Stephen King on why adverbs are the root of all literary evil.

Stephen King on why adverbs are the root of all literary evil.

"Writing is a delicious agony."

— Gwendolyn Brooks (via wordpainting)

Tags: On writing

literaryjukebox:

Writing isn’t about making money, getting famous, getting dates, getting laid, or making friends. In the end, it’s about enriching the lives of those who will read your work, and enriching your own life, as well. It’s about getting up, getting well, and getting over. Getting happy, okay? Getting happy.

Stephen King in On Writing

Song: “Happy” by Mazzy Star

iTunes :: Amazon :: Back to Brain Pickings

damn right.

damn right.

"The first book is the book you have to write to get back at your parents, the book you always had in you. Once you get that out of your way, you can start writing books."

— Shirley Jackson

wilwheaton:

WRITE MORE, DO OTHER STUFF LESS.

That’s it. Everything else is meaningless. You can take all the classes in the world and read every book on the craft out there, but at the end of the day, writing is sorta like dieting. There are plenty of stupid fads out there and charlatans promising quick fixes, but if you want to lose weight, you have to exercise more and eat less. Period. Every writer has 10,000 pages of shit in them, and the only way your writing is going to be any good at all is to work hard and hit 10,001.

Wonderful advice, isn’t it? If you’re a Redditor, go give the OP some karma love, won’t you?

Succinct. We like it.

Tags: On writing

"Mostly we authors must repeat ourselves—that’s the truth. We have two or three great and moving experiences in our lives, experiences so great and moving that it doesn’t seem at the time that anyone else has been so caught up and pounded and dazzled and astonished and beaten and broken and rescued and illuminated and rewarded and humbled in just that way ever before.
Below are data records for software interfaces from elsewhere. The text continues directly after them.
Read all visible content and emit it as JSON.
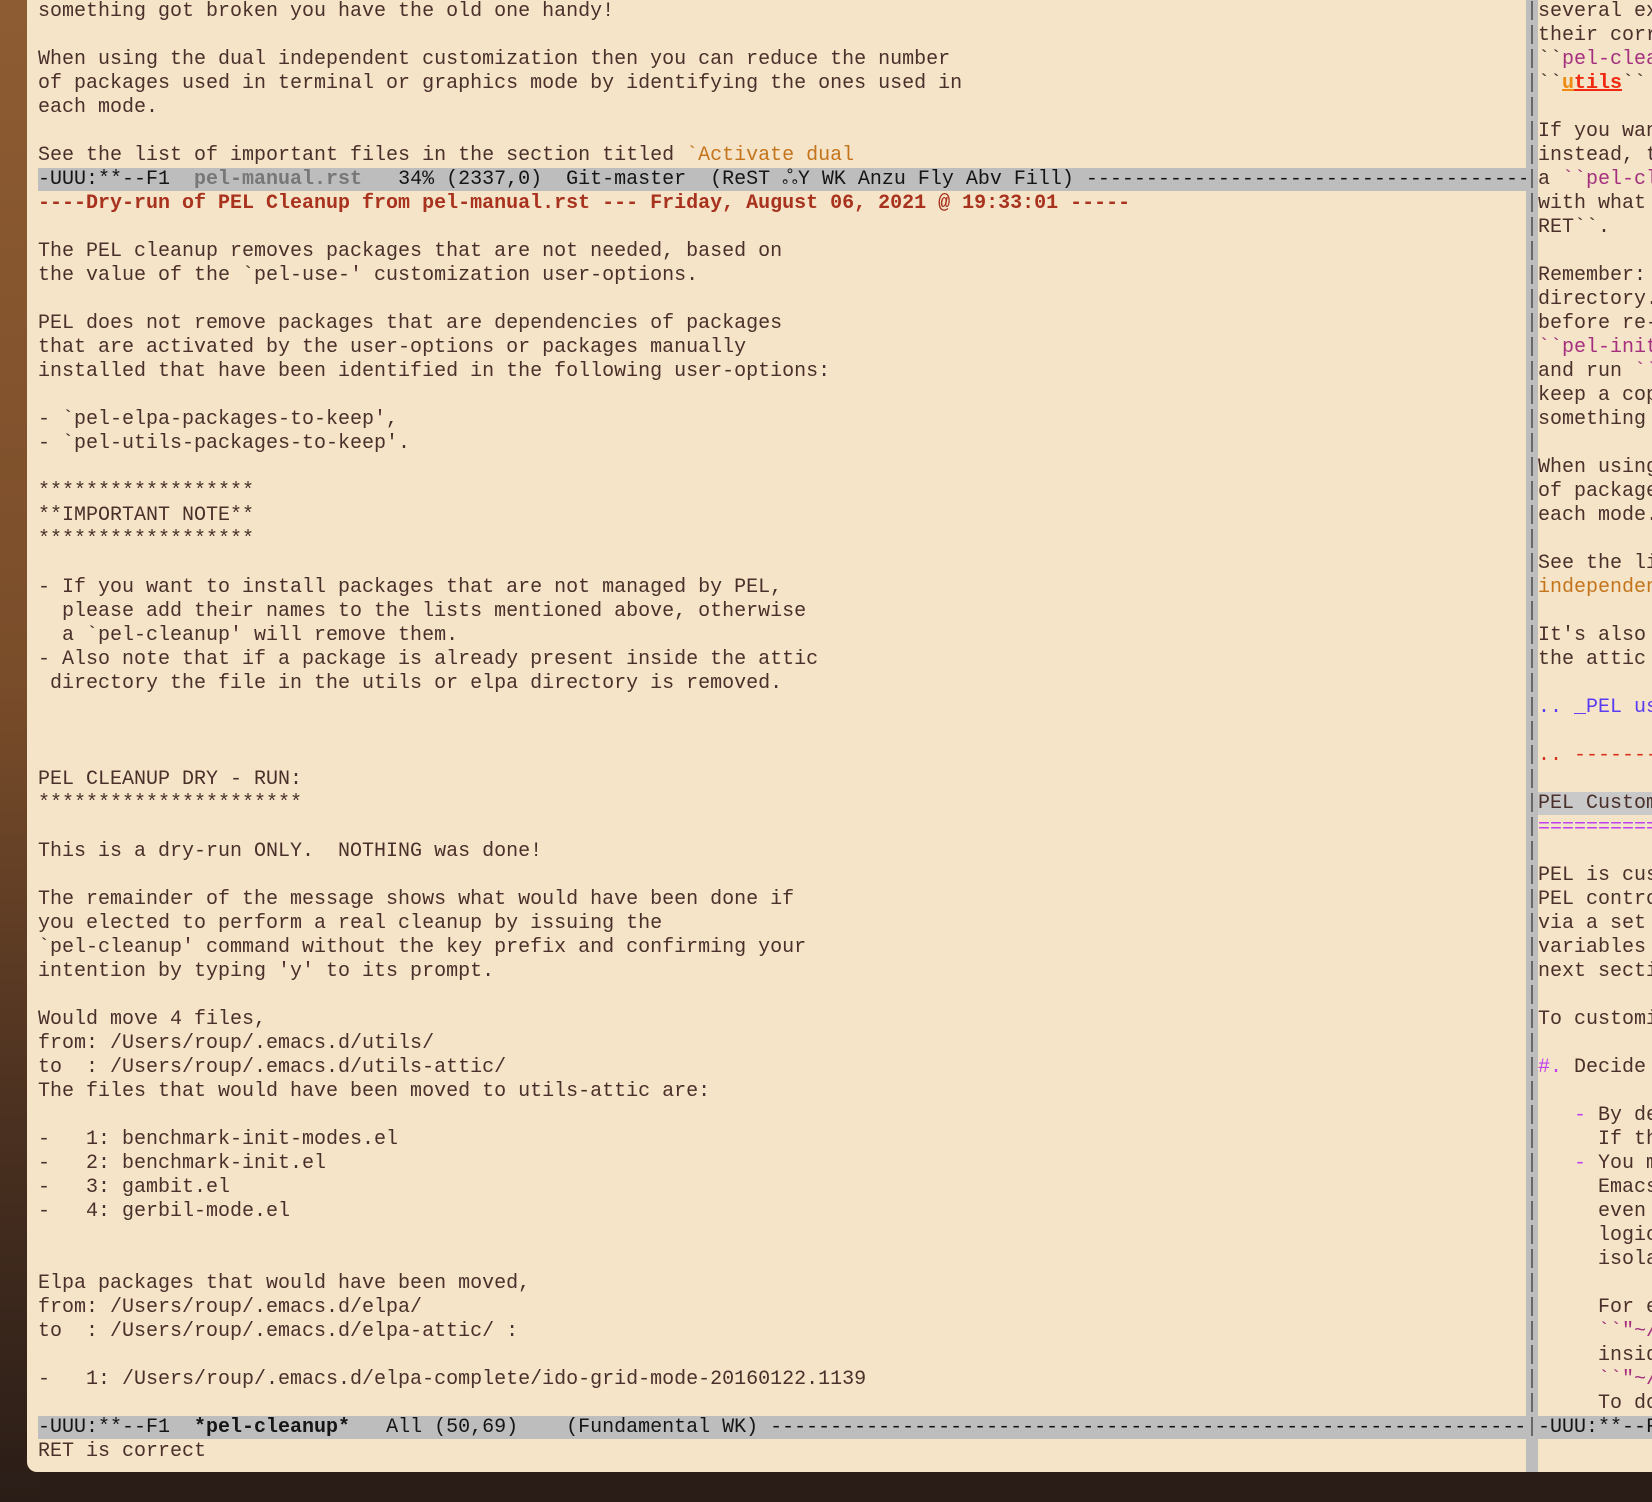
{
  "colors": {
    "background": "#f5e4c8",
    "text": "#4a2f2a",
    "mode_line": "#bdbdbd",
    "header_red": "#a8321e",
    "link_orange": "#c4741c",
    "rst_magenta": "#a4307e",
    "rst_blue": "#5a3cf5",
    "rst_purple": "#c040f0"
  },
  "top_window": {
    "lines": [
      "something got broken you have the old one handy!",
      "",
      "When using the dual independent customization then you can reduce the number",
      "of packages used in terminal or graphics mode by identifying the ones used in",
      "each mode.",
      "",
      [
        [
          "See the list of important files in the section titled ",
          "n"
        ],
        [
          "`Activate dual",
          "or"
        ]
      ]
    ],
    "mode_line": {
      "state": "-UUU:**--F1  ",
      "buffer": "pel-manual.rst",
      "position": "   34% (2337,0)  Git-master  (ReST ",
      "icon": "ஃY",
      "icon_name": "rest-mode-icon",
      "modes": " WK Anzu Fly Abv Fill) ",
      "fill": "------------------------------------------------------------------------------------------------"
    }
  },
  "bottom_window": {
    "lines": [
      [
        [
          "----Dry-run of PEL Cleanup from pel-manual.rst --- Friday, August 06, 2021 @ 19:33:01 -----",
          "rh"
        ]
      ],
      "",
      "The PEL cleanup removes packages that are not needed, based on",
      "the value of the `pel-use-' customization user-options.",
      "",
      "PEL does not remove packages that are dependencies of packages",
      "that are activated by the user-options or packages manually",
      "installed that have been identified in the following user-options:",
      "",
      "- `pel-elpa-packages-to-keep',",
      "- `pel-utils-packages-to-keep'.",
      "",
      "******************",
      "**IMPORTANT NOTE**",
      "******************",
      "",
      "- If you want to install packages that are not managed by PEL,",
      "  please add their names to the lists mentioned above, otherwise",
      "  a `pel-cleanup' will remove them.",
      "- Also note that if a package is already present inside the attic",
      " directory the file in the utils or elpa directory is removed.",
      "",
      "",
      "",
      "PEL CLEANUP DRY - RUN:",
      "**********************",
      "",
      "This is a dry-run ONLY.  NOTHING was done!",
      "",
      "The remainder of the message shows what would have been done if",
      "you elected to perform a real cleanup by issuing the",
      "`pel-cleanup' command without the key prefix and confirming your",
      "intention by typing 'y' to its prompt.",
      "",
      "Would move 4 files,",
      "from: /Users/roup/.emacs.d/utils/",
      "to  : /Users/roup/.emacs.d/utils-attic/",
      "The files that would have been moved to utils-attic are:",
      "",
      "-   1: benchmark-init-modes.el",
      "-   2: benchmark-init.el",
      "-   3: gambit.el",
      "-   4: gerbil-mode.el",
      "",
      "",
      "Elpa packages that would have been moved,",
      "from: /Users/roup/.emacs.d/elpa/",
      "to  : /Users/roup/.emacs.d/elpa-attic/ :",
      "",
      "-   1: /Users/roup/.emacs.d/elpa-complete/ido-grid-mode-20160122.1139",
      ""
    ],
    "mode_line": {
      "state": "-UUU:**--F1  ",
      "buffer": "*pel-cleanup*",
      "position": "   All (50,69)    (Fundamental WK) ",
      "fill": "------------------------------------------------------------------------------------------------------------"
    }
  },
  "right_window": {
    "lines": [
      "several ex",
      "their corr",
      [
        [
          "``",
          "n"
        ],
        [
          "pel-clea",
          "mg"
        ]
      ],
      [
        [
          "``",
          "n"
        ],
        [
          "u",
          "uo"
        ],
        [
          "tils",
          "ul"
        ],
        [
          "``",
          "n"
        ]
      ],
      "",
      "If you wan",
      "instead, t",
      [
        [
          "a ",
          "n"
        ],
        [
          "``pel-cl",
          "mg"
        ]
      ],
      "with what ",
      "RET``.",
      "",
      "Remember: ",
      "directory.",
      "before re-",
      [
        [
          "``pel-init",
          "mg"
        ]
      ],
      [
        [
          "and run ",
          "n"
        ],
        [
          "``",
          "mg"
        ]
      ],
      "keep a cop",
      "something ",
      "",
      "When using",
      "of package",
      "each mode.",
      "",
      "See the li",
      [
        [
          "independen",
          "or"
        ]
      ],
      "",
      "It's also ",
      "the attic ",
      "",
      [
        [
          ".. _PEL us",
          "bl"
        ]
      ],
      "",
      [
        [
          ".. -------",
          "rd"
        ]
      ],
      "",
      [
        [
          "PEL Custom",
          "hl"
        ]
      ],
      [
        [
          "==========",
          "pu"
        ]
      ],
      "",
      "PEL is cus",
      "PEL contro",
      "via a set ",
      "variables ",
      "next secti",
      "",
      "To customi",
      "",
      [
        [
          "#.",
          "pu"
        ],
        [
          " Decide ",
          "n"
        ]
      ],
      "",
      [
        [
          "   ",
          "n"
        ],
        [
          "-",
          "pu"
        ],
        [
          " By de",
          "n"
        ]
      ],
      "     If th",
      [
        [
          "   ",
          "n"
        ],
        [
          "-",
          "pu"
        ],
        [
          " You m",
          "n"
        ]
      ],
      "     Emacs",
      "     even ",
      "     logic",
      "     isola",
      "",
      "     For e",
      [
        [
          "     ",
          "n"
        ],
        [
          "``\"~/",
          "mg"
        ]
      ],
      "     insid",
      [
        [
          "     ",
          "n"
        ],
        [
          "``\"~/",
          "mg"
        ]
      ],
      "     To do"
    ],
    "mode_line": {
      "state": "-UUU:**--F"
    }
  },
  "echo_area": {
    "message": "RET is correct"
  },
  "divider_char": "|"
}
Then we learn our trade, well or less well, and we tell our two or three stories—each time in a new disguise—maybe ten times, maybe a hundred, as long as people will listen."

— F. Scott Fitzgerald, from “One Hundred False Starts” in A Short Autobiography

"If you serve time for society, democracy, and the other things quite young, and declining any further enlistment make yourself responsible only to yourself, you exchange the pleasant, comforting stench of comrades for something you can never feel in any other way than by yourself. That something I cannot yet define completely but the feeling comes when you write well and truly of something and know impersonally you have written in that way and those who are paid to read it and report on it do not like the subject so they say it is all a fake, yet you know its value absolutely."

— Ernest Hemingway, Green Hills of Africa